Obviously, everyone’s strategy is going to be customized. But I think there are some core questions to noodle upon on your way to crafting a publishing strategy.

1. What do I want out of publishing? (A traditional contract? Self-publishing control? A one-and-done books just so I can say I did it? Fame and riches?)

2. How can my personal strengths support my publishing goals? (And if my skill set isn’t sufficient to reach my goals, should I be rethinking my plan?)

3. What creative and business choices are likely to contribute to my success? (How can I make my stories even more appealing to my sort of readers? Who are the key players around me and what can I learn from them?)

4. How am I going to implement my plan? (What is my timeline? Who is going to be on my publishing team? What else do I need to know?)

5. Eh, ef it. Let’s do this thing!
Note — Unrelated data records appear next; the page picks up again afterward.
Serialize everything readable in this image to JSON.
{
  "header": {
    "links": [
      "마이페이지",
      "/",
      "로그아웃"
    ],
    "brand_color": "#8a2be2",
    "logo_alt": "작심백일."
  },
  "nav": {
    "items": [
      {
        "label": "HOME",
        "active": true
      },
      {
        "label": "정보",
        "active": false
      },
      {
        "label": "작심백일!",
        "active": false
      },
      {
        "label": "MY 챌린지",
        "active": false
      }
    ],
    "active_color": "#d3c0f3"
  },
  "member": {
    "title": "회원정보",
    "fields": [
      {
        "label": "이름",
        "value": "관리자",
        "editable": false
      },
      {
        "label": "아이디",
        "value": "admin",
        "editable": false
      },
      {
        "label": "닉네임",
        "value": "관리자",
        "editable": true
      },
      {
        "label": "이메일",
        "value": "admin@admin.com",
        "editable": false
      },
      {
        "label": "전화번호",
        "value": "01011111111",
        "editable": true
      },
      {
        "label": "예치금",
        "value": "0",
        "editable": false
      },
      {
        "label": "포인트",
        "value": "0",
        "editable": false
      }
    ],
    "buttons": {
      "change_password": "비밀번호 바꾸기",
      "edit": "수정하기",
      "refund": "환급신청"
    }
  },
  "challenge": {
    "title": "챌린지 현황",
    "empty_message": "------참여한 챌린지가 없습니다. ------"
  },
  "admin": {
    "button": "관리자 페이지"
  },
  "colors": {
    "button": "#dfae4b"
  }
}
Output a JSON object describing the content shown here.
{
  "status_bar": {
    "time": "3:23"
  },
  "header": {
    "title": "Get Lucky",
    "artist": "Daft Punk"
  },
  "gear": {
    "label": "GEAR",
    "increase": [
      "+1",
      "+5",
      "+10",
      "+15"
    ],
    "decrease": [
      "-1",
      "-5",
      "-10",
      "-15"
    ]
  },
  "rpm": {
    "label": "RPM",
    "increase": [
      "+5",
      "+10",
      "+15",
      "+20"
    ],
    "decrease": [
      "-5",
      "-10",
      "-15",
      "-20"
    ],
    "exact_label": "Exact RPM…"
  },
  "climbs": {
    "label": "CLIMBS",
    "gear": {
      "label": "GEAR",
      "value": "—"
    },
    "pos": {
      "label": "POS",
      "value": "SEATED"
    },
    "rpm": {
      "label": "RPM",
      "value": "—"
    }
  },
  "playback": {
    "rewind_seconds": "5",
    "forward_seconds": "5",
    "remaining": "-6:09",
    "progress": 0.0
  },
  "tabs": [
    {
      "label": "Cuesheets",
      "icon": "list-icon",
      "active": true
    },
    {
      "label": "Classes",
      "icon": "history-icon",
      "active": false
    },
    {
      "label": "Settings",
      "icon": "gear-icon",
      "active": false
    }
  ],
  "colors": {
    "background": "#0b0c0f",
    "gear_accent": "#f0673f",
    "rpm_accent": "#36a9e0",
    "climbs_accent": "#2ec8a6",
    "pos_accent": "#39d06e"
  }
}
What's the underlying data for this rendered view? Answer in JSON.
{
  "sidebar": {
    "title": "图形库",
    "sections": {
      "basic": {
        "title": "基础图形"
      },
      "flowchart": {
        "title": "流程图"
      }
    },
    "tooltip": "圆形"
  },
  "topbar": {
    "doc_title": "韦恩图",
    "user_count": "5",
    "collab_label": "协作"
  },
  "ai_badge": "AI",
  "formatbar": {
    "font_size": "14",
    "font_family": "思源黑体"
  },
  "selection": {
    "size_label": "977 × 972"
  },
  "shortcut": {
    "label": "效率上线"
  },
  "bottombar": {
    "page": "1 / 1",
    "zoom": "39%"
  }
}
Once you are published, the situation gets much more chaotic. You have to oversee the released book** while managing the pipeline on the next books and at the same time looking ahead to possibly changing your strategy based on how your plan is executing. You will never have more time and less stress than you do before you publish, so make the best use of those brain cells to position yourself properly. In the end, you’ll probably find you rushed the process anyway (thanks a lot, #5) and made mistakes, but having strategized once, you’ll be able to salvage the best pieces and rethink as necessary.

I take a certain amount of twisted comfort in knowing that I can revise my career at least as much as I revise my stories. :)

* The world of publishing is going through a lot of changes, and I don’t see it coming to a peaceful status quo anytime soon, so learning is going to be an on-going task. I just remind myself learning new things is good for my brain.

** Even traditionally published authors are finding that many of the tasks involved in making a book successful are falling on their shoulders.

Bonus hard truth: no one cares as much about your career as you do, so due diligence is always on you, no matter how or where you publish.

If you have a creative or business strategy that worked out well for you -- or that failed miserably! -- please share so we can all learn more.


 Bio: There are too many cool worlds to explore! Which is how Jessa Slade got started writing paranormal romance, urban fantasy romance and science fiction romance… but then dabbled in hot contemporary romance as Jenna Dales…and now also writes sexy shapeshifting romance as Elsa Jade. All her worlds feature mighty alpha males and strong, smart heroines with a bit of attitude. You can get QUEEN OF STARLIGHT free most places ebooks are sold or HERO for 99¢ at Amazon or free with Kindle Unlimited.






You can find her online in the usual haunts:

2 comments:

Sarah Raplee said...

Hi Jessa, I commented yesterday but it went into a black hole. Sorry!

Thank you for Guesting with us at RTG.

You've inspired me to strategize, that's for sure! Yesterday at a Windtree Press meeting, I learned that Mysteries are hugely popular overseas, so I'll emphasize the suspense aspect of my romantic suspense books in the descriptions I put out on the overseas distributor sites. Position myself as a suspense and mystery author rather than an RS author. I'll let you know how that works out.

Judith Ashley said...

Thanks, Jessa! I totally agree with the need to organize/strategize my writing goals with my marketing and promoting goals. I've found it is a balancing act on the best of days but without a strategy or a plan, I'm just spinning my wheels. In order to get the most exposure or visibility, I do need a plan.

First and foremost is updating my categories and keywords on the various sites where my books are available. With my new computer, that should be much easier than it would have been a week ago. If readers can't find me, I won't have many sales!